The Vatican is applying its own weight behind the campaign, as evidenced in the articles above, and meeting with some real success.  Efforts to pass the current secularist EU constitution are faltering, smoothing the way for the addition of a Christian clause to the EU constitution.  Consider this excerpt from an article at http://www.eubusiness.com/topics/Constitution/constit.2005-04-26 :




EU Constitution facing unexpected difficulties in France, Netherlands


The European Union's new constitution is facing difficulties from an unexpected quarter. Opinion polls show that a majority of voters in France intend to reject the treaty at a referendum set for 29 May. Rejection by France -- a founding member and central pivot of the EU -- would almost certainly sink the constitution and throw into doubt further European integration. The Netherlands also appears to be leaning toward a "no" vote. What has gone wrong?… The 'no' votes can be explained by many, many different motives, and certainly Turkey is one of them. Some French seem to be convinced that with the constitution, Turkey could join the European Union without any kind of [proper membership preparation] proceedings. Of course, that idea is wrong," Moreau said…The Netherlands looks like a similar case to France. A founding member and enthusiastic supporter of the EU, the Netherlands seems to be going through a period of uncertainty. Some of the latest opinion polls show the prospective "no" voters in the lead, others the reverse.  Some analysts link the change in the country's previously ultraliberal mood to the murder several years ago of a rightist politician who opposed immigration, and also the killing last year of a filmmaker who was critical of Islam.   So far, six countries, including Italy and Spain, have ratified the constitution. In most cases, there is little prospect of failure as parliaments will ratify the treaty. But in the half-dozen countries where referendums are still to be held, the road ahead could be bumpy…

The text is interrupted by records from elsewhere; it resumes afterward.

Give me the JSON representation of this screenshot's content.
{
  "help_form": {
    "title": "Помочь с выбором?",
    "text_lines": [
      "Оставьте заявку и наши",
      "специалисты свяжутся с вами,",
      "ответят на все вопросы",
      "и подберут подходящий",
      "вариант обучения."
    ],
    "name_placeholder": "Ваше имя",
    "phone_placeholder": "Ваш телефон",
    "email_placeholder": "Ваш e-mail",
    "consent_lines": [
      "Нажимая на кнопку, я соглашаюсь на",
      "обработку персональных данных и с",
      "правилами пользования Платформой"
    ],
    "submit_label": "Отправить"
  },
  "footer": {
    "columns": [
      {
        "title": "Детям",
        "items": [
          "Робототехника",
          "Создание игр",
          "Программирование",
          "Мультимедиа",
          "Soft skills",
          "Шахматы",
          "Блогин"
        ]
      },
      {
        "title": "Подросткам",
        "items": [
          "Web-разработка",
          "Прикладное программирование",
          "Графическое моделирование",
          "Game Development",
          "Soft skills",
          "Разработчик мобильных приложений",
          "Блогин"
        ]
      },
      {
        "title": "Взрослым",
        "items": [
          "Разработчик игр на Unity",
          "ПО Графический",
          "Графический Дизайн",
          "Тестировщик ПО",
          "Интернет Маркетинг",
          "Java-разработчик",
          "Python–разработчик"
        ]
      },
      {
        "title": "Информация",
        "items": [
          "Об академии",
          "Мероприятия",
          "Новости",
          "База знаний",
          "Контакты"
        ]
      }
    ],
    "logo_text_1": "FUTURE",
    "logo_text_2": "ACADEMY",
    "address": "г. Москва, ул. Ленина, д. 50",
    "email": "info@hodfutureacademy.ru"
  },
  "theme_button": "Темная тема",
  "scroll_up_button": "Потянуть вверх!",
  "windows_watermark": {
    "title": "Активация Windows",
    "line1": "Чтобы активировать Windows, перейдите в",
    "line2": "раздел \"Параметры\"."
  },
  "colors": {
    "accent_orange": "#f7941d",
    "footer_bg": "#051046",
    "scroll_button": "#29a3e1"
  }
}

An obvious way to address the concerns over Islam in the EU would be to add a clause to the EU constitution identifying the EU with Christianity.  Thus, these concerns work in favor of the Vatican’s own objectives, and it is likely these concerns have been assisted along by the Vatican’s campaign.  While efforts in the US to add such a Christian clause to the constitution are nowhere near as significant as in Europe, nor as likely in the near term, if the EU were to add a Christian clause to its constitution, it may empower such a movement in the US. 


But such a generic statement regarding Christianity is in no wise adequate.  The word of God does not command merely a generic form of Christianity, but a Christianity exhibited in the reformed and Protestant confessions, such as the Westminster Standards.

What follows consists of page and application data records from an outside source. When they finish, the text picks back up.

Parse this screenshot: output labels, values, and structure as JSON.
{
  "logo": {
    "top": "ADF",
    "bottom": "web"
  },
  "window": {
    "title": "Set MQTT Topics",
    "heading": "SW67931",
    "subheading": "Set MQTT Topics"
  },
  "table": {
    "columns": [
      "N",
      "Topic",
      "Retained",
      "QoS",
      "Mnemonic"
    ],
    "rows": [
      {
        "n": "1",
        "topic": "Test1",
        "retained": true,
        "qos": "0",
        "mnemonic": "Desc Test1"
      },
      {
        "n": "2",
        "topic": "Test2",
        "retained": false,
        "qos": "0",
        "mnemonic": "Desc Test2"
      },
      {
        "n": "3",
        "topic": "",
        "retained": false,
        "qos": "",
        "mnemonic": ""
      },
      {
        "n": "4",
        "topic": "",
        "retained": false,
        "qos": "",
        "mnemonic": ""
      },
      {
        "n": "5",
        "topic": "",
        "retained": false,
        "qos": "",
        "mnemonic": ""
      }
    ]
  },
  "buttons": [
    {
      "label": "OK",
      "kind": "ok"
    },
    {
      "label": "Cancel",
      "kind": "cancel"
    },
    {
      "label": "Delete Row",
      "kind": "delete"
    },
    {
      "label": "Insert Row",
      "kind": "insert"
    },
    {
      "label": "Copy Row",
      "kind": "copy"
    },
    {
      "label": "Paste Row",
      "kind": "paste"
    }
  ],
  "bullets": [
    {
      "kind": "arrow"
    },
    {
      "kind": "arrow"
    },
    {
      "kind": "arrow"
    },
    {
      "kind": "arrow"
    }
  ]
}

The benefits of a clause to a merely generic form of Christianity serves best the interests of that religious party which has the most political clout.  The Protestant community is fragmented and dispersed, whereas the Roman Catholic Church is centralized.  Such a clause could be used as a legal justification for suppressing those movements which could be argued “divide” the Christian community.  Thus, it could readily be turned against a church like the Free Presbyterian Church of Scotland.  Within the EU the Roman Catholic Church would unquestionably be the religious party with the most political clout.  Even in the US such an amendment would likely prove in the Roman Catholic Church’s favor.  At the beginning of US history, when Roman Catholicism’s status in America was more in doubt, such a clause would have been risky to the Roman Catholic Church in America.  But now that the Roman Catholic Church is the largest denomination in the US, such a Christian amendment to the US constitution would likely prove favorable for the Roman Catholic Church.

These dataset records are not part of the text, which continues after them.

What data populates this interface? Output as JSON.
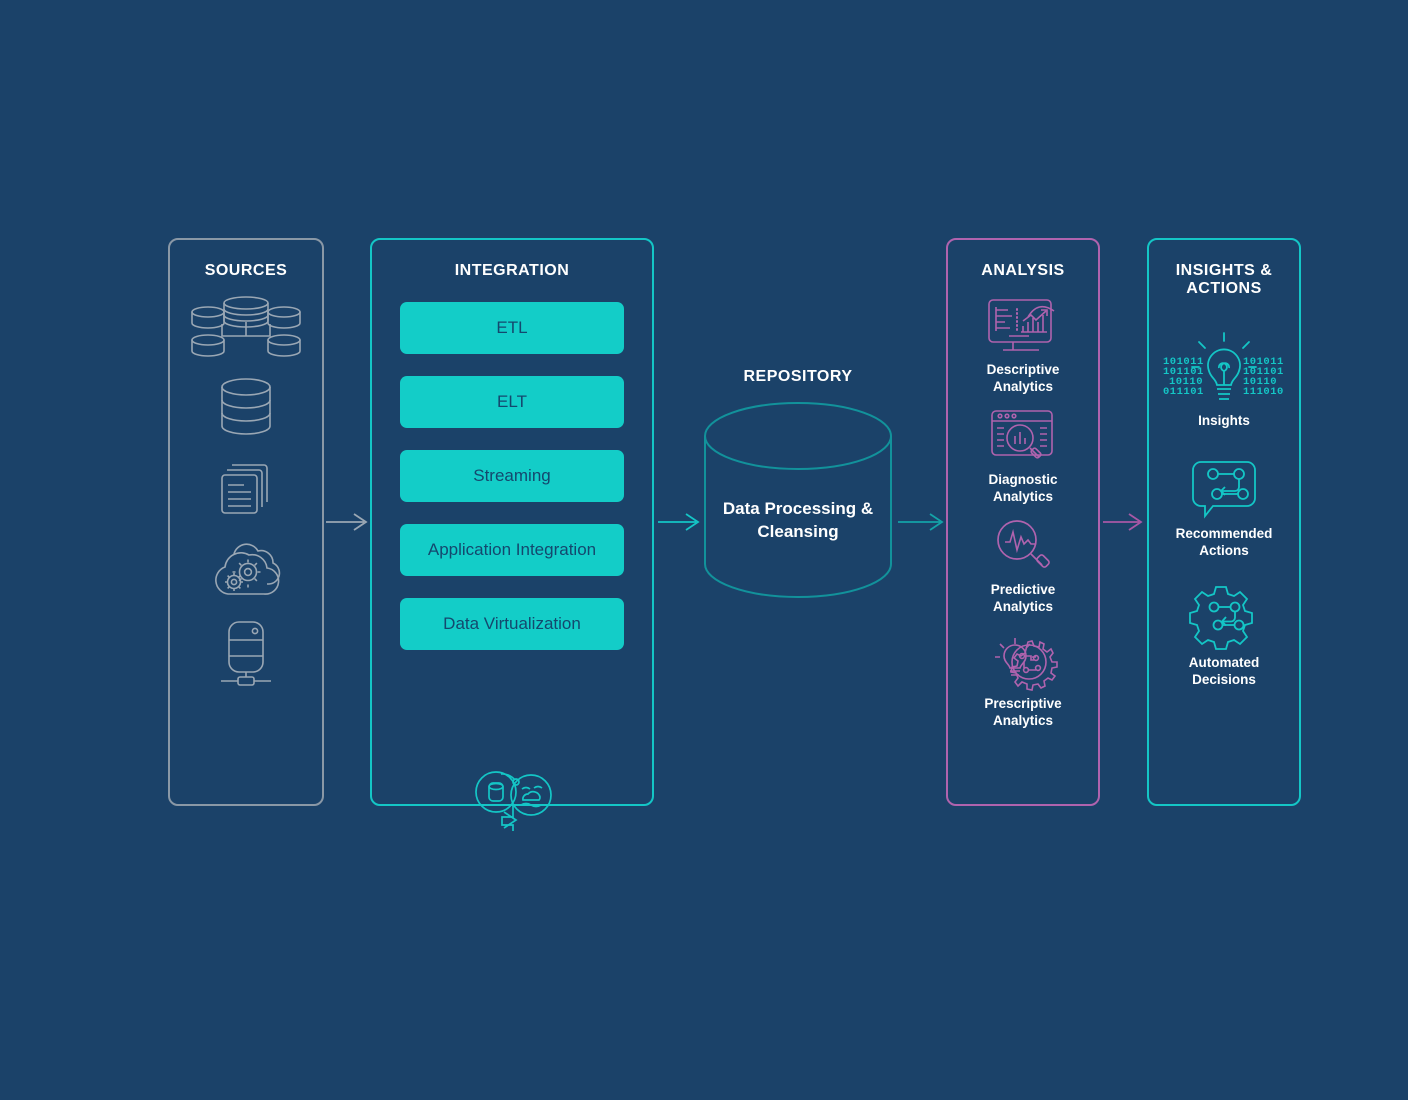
{
  "theme": {
    "background": "#1b4269",
    "gray": "#8a98a6",
    "teal": "#14c6c6",
    "teal_bright": "#13cdc8",
    "purple": "#b063ae",
    "white": "#ffffff",
    "pill_text": "#14486e"
  },
  "columns": {
    "sources": {
      "title": "SOURCES",
      "icons": [
        {
          "name": "database-cluster-icon",
          "label": "database cluster"
        },
        {
          "name": "database-icon",
          "label": "database"
        },
        {
          "name": "documents-icon",
          "label": "documents"
        },
        {
          "name": "cloud-gears-icon",
          "label": "cloud applications"
        },
        {
          "name": "server-icon",
          "label": "server"
        }
      ]
    },
    "integration": {
      "title": "INTEGRATION",
      "pills": [
        {
          "label": "ETL"
        },
        {
          "label": "ELT"
        },
        {
          "label": "Streaming"
        },
        {
          "label": "Application Integration"
        },
        {
          "label": "Data Virtualization"
        }
      ],
      "bottom_icon": "data-lake-transfer-icon"
    },
    "repository": {
      "title": "REPOSITORY",
      "label_line1": "Data Processing &",
      "label_line2": "Cleansing"
    },
    "analysis": {
      "title": "ANALYSIS",
      "items": [
        {
          "icon": "monitor-chart-icon",
          "label_line1": "Descriptive",
          "label_line2": "Analytics"
        },
        {
          "icon": "browser-magnifier-icon",
          "label_line1": "Diagnostic",
          "label_line2": "Analytics"
        },
        {
          "icon": "magnifier-pulse-icon",
          "label_line1": "Predictive",
          "label_line2": "Analytics"
        },
        {
          "icon": "lightbulb-gear-icon",
          "label_line1": "Prescriptive",
          "label_line2": "Analytics"
        }
      ]
    },
    "insights": {
      "title_line1": "INSIGHTS &",
      "title_line2": "ACTIONS",
      "items": [
        {
          "icon": "lightbulb-binary-icon",
          "label_line1": "Insights",
          "label_line2": ""
        },
        {
          "icon": "speech-bubble-flow-icon",
          "label_line1": "Recommended",
          "label_line2": "Actions"
        },
        {
          "icon": "gear-flow-icon",
          "label_line1": "Automated",
          "label_line2": "Decisions"
        }
      ]
    }
  },
  "arrows": [
    {
      "name": "arrow-sources-to-integration",
      "color": "#9aa7b4"
    },
    {
      "name": "arrow-integration-to-repository",
      "color": "#14c6c6"
    },
    {
      "name": "arrow-repository-to-analysis",
      "color": "#14a3a8"
    },
    {
      "name": "arrow-analysis-to-insights",
      "color": "#a858a6"
    }
  ],
  "binary_text": {
    "left": [
      "101011",
      "101101",
      "10110",
      "011101"
    ],
    "right": [
      "101011",
      "101101",
      "10110",
      "111010"
    ]
  }
}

The most meaningful and beneficial state acknowledgement of religion is of the sort exhibited in the Solemn League and Covenant.  It refers to a very thorough reformed Protestant confession.  It recognizes and protects the church which faithfully upholds that confession.  That is what Christians should seek now, not recognition of a generic form of Christianity that likely would be used by the Vatican to do more mischief.